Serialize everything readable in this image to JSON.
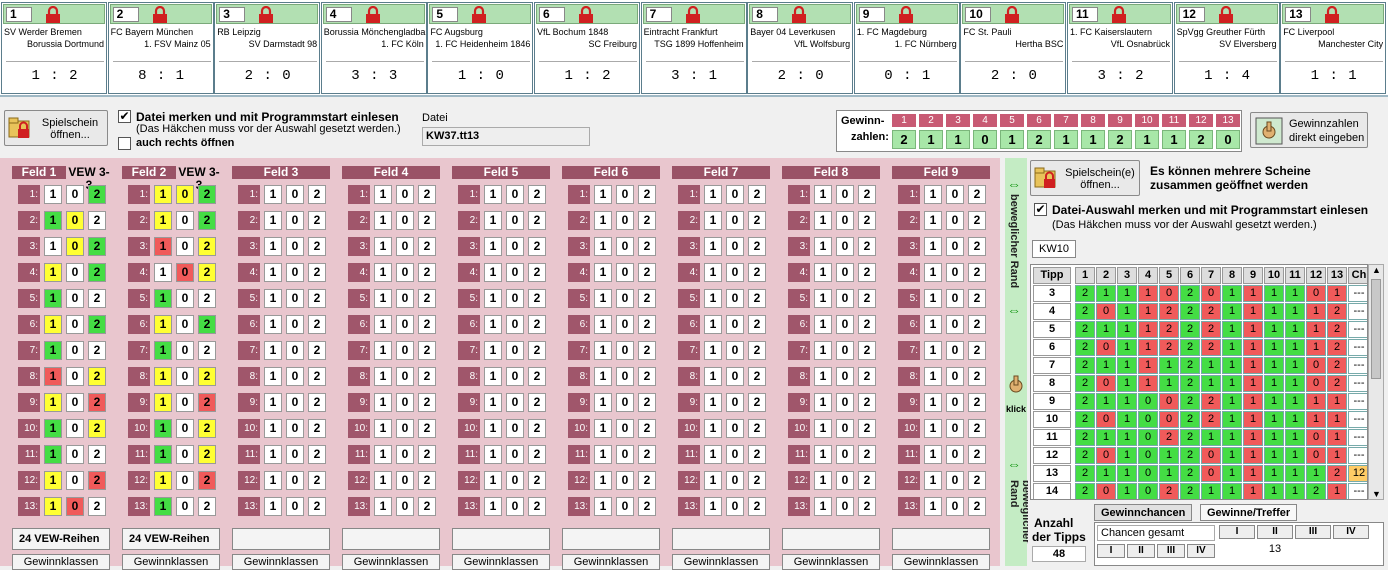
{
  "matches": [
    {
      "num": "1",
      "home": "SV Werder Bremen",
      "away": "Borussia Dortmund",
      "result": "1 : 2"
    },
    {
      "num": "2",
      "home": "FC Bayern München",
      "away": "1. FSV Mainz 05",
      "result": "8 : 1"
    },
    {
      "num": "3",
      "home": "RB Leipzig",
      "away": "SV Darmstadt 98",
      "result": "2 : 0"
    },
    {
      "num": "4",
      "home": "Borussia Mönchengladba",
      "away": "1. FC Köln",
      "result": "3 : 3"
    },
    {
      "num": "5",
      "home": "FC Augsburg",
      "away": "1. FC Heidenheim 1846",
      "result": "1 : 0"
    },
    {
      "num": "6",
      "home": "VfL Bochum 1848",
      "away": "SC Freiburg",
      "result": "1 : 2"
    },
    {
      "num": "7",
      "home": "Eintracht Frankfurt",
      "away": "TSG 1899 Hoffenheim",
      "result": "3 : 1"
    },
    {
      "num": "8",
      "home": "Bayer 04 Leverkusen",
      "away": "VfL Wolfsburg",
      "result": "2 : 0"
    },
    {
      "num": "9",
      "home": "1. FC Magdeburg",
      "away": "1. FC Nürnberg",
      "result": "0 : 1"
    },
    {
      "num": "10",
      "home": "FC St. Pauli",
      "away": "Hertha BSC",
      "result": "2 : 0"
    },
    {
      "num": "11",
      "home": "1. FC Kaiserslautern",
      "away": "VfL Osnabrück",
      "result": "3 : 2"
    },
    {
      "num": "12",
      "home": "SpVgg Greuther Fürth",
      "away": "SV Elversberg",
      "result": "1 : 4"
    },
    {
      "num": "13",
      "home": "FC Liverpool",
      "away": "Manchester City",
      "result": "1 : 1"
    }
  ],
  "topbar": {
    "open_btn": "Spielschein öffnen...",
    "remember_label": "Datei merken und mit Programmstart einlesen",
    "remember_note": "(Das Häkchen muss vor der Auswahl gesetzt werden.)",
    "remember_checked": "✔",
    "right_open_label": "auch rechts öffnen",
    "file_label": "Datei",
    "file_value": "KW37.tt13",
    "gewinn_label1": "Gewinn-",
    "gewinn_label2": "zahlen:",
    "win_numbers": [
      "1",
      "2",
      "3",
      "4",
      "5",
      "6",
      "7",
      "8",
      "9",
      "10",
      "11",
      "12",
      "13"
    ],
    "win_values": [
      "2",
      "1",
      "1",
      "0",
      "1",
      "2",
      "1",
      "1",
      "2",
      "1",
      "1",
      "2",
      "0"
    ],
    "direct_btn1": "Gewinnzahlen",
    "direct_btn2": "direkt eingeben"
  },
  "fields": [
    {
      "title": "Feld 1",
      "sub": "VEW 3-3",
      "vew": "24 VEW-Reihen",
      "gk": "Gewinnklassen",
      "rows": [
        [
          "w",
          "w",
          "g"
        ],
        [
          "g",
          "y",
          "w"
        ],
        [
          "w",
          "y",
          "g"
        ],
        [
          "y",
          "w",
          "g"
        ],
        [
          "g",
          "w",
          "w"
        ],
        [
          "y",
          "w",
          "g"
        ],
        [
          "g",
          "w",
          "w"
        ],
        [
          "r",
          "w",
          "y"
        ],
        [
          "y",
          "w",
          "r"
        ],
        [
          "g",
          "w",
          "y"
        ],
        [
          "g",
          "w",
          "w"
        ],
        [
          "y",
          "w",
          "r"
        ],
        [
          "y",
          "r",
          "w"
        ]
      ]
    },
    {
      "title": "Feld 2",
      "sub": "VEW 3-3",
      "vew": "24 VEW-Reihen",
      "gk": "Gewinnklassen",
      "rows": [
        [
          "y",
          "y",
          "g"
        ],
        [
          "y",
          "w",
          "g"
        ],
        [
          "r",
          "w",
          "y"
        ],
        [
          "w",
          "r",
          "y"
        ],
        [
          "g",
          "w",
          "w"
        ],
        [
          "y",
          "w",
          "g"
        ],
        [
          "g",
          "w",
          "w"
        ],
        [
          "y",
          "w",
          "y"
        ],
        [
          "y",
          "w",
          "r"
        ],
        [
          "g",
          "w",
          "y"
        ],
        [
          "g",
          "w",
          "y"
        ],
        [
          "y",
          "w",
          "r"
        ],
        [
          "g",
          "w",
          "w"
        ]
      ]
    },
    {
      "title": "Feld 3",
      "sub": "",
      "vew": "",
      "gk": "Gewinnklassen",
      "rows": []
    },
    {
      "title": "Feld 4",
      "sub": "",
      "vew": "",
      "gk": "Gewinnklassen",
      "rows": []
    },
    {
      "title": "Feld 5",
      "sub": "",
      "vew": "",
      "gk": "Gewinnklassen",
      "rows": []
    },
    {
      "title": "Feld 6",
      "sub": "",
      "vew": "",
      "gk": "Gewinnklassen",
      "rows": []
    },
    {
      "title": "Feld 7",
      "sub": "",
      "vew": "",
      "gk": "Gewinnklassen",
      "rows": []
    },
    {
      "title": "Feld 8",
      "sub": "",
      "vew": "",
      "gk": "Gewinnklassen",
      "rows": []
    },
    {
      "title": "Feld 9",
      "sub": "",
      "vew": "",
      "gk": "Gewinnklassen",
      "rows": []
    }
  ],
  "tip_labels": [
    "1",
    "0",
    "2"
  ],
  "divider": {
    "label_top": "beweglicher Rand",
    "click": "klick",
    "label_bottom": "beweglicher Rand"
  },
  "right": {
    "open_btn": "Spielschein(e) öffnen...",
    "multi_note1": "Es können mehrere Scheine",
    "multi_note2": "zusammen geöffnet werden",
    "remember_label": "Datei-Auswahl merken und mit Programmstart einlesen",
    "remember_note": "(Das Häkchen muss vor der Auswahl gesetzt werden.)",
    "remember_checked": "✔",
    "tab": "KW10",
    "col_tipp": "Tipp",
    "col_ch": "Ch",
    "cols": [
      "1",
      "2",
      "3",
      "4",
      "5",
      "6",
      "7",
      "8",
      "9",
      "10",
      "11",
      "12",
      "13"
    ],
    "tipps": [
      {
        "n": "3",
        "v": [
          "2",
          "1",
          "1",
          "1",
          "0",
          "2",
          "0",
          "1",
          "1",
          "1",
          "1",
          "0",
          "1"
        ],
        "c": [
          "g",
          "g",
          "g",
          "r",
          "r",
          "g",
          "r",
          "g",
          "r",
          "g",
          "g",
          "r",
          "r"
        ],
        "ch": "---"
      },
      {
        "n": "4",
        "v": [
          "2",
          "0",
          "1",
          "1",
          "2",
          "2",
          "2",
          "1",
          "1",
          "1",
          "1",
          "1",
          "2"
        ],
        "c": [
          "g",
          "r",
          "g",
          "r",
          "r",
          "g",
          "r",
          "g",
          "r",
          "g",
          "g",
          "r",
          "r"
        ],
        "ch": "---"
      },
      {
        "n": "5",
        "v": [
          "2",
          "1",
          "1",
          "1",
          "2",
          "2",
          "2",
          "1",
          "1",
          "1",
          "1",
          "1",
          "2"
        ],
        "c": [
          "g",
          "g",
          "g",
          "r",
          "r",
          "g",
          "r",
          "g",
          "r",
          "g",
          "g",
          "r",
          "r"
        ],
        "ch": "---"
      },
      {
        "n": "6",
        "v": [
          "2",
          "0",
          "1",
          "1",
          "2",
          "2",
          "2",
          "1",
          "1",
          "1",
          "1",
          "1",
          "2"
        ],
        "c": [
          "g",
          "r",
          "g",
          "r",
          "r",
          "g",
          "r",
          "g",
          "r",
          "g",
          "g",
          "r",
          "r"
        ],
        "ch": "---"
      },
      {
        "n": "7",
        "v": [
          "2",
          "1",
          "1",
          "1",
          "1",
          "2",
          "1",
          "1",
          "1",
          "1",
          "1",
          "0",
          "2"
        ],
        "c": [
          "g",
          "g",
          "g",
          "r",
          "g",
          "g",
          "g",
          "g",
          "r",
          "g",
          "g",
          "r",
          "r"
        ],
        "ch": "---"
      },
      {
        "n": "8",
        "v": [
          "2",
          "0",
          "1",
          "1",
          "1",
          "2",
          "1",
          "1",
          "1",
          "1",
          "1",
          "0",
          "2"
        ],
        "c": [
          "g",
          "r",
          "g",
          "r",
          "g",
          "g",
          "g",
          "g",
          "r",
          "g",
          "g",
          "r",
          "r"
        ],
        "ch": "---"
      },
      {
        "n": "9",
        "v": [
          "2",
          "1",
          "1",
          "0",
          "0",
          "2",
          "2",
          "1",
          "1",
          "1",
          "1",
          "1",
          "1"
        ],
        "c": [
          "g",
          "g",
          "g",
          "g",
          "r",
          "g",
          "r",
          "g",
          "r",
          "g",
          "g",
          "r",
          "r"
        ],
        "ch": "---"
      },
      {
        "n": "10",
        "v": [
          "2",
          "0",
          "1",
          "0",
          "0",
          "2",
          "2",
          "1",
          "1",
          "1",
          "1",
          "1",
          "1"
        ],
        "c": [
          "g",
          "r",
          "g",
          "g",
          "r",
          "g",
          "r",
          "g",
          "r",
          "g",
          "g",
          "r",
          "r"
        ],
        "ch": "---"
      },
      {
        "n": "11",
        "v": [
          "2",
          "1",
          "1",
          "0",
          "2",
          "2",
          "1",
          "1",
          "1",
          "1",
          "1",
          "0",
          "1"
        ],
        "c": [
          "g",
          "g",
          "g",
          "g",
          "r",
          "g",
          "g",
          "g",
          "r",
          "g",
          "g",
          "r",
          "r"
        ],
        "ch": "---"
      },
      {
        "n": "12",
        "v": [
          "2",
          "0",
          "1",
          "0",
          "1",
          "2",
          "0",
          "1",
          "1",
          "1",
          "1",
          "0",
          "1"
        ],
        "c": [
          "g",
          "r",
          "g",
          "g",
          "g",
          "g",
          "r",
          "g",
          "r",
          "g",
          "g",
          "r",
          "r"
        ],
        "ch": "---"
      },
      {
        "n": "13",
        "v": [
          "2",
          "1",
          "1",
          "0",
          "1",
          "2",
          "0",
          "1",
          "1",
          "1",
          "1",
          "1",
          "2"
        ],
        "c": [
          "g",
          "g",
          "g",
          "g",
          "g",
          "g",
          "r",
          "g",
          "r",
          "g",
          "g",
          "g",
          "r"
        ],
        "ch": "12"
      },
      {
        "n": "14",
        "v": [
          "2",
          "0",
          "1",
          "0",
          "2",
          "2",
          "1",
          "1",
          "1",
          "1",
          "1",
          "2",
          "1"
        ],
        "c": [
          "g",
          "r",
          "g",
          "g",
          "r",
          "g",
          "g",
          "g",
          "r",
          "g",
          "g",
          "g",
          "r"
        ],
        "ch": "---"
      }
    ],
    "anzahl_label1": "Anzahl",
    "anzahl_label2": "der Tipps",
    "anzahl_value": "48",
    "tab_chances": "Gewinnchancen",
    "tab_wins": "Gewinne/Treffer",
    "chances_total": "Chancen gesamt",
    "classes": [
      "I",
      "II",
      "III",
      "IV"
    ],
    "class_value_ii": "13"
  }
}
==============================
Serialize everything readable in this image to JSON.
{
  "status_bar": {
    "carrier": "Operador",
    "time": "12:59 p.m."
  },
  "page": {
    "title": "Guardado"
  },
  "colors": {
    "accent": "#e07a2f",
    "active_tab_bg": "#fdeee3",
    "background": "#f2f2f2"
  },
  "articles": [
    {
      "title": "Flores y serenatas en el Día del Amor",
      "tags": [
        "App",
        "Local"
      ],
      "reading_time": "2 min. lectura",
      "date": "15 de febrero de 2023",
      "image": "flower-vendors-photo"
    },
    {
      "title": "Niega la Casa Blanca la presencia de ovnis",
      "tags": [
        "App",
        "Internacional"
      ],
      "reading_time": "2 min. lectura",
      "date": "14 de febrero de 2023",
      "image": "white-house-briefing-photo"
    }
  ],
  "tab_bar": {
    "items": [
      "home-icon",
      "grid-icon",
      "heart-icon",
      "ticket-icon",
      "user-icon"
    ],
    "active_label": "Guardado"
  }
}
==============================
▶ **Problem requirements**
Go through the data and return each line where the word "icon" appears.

▶ **Answer space**
      "home-icon",
      "grid-icon",
      "heart-icon",
      "ticket-icon",
      "user-icon"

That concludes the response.